I decided to write this post at about this point and asked for feedback on my Facebook wall.

I got some interesting responses ...

 "It's sad...and happens so often. My HS kids crave adult attention!"

Um yeah talk to my ex Sister in Law who completely 100% told her kids have a nice life and then got married. Hasn't even seen her 1st grandkid who will be 1 next month....."

"it is something that breaks my heart. These same parents are usually the most harsh to judge our homeschooling, kid-centered family. Which is interesting because I just feel bad for them - that they have beautiful kids who they don't enjoy - what part of them is broken and needs healing? I've seen this a lot w/respect to addictions. I really just pray that their hearts and spirits will be healed and they will be able to step into engaged parenthood fully for everyone's sake."

"I totally respect people who make the decision to not have children. Whatever the reason - it's very important to go into having children w/ clear intention if at all possible. (Not discounting many parents I know who are awesome who were...surprised... and have risen to the occasion.) And when society puts on a lot of pressure to have kids - it takes a lot to withstand it."

"Find the balance...question your motives...ask a true friend for honest perspective...get quiet and listen to your gut! I could go on and on...I was told that I was a good mother because I wondered if I was a good mother...I still wonder if I was/am..."

"I knew I could never handle children especially is this day and age. So many rules of what u can and can't do so many opinions. My feeling is u walk into schools in this time and u see how the kids behave. And u walk into a school 20 or 30 years ago and see how things have changed. You tell me if physical discipline is wrong. I got physically disciplined and there's nothing wrong with me."

While I was reading through some of these, Ari and Howard came bounding back into the house, slamming the door behind them.  Naturally, Gabby woke up.  Screaming.

Ari was in a great mood, though, and Howard had obviously been well-exercised.  I took Gab out of her seat and brought her over to the blanket on the floor where we change her.  She stopped screaming and smiled a bit at me.

Then she made a weird grunting, animalistic noise.

"Gabby, you sound like a constipated horse!" Ari yelled, and we both started giggling madly because that's exactly what she sounded like.

My kids--all three of them--make me laugh harder than anybody, smile more widely than anyone, and enjoy life so much more than another person every could.

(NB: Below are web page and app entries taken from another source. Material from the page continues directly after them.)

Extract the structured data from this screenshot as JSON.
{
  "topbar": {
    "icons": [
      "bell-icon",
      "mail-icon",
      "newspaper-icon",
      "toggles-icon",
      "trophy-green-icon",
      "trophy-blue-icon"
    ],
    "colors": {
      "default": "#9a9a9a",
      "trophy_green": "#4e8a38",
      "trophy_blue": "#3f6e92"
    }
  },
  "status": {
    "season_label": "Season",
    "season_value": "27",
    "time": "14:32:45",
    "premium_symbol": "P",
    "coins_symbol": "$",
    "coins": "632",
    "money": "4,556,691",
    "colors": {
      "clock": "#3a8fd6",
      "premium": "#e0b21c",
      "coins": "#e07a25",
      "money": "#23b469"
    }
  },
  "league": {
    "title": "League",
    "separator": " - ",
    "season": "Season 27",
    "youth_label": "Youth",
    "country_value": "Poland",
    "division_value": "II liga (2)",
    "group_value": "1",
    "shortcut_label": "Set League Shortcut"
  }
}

Based on what I saw on Facebook today, this is not the norm.

Am I nuts ... or are those other parents, the ones that openly attack or blatantly ignore their kids?

I'd love to get your thoughts on this.  As a teacher, it's an area that haunts me.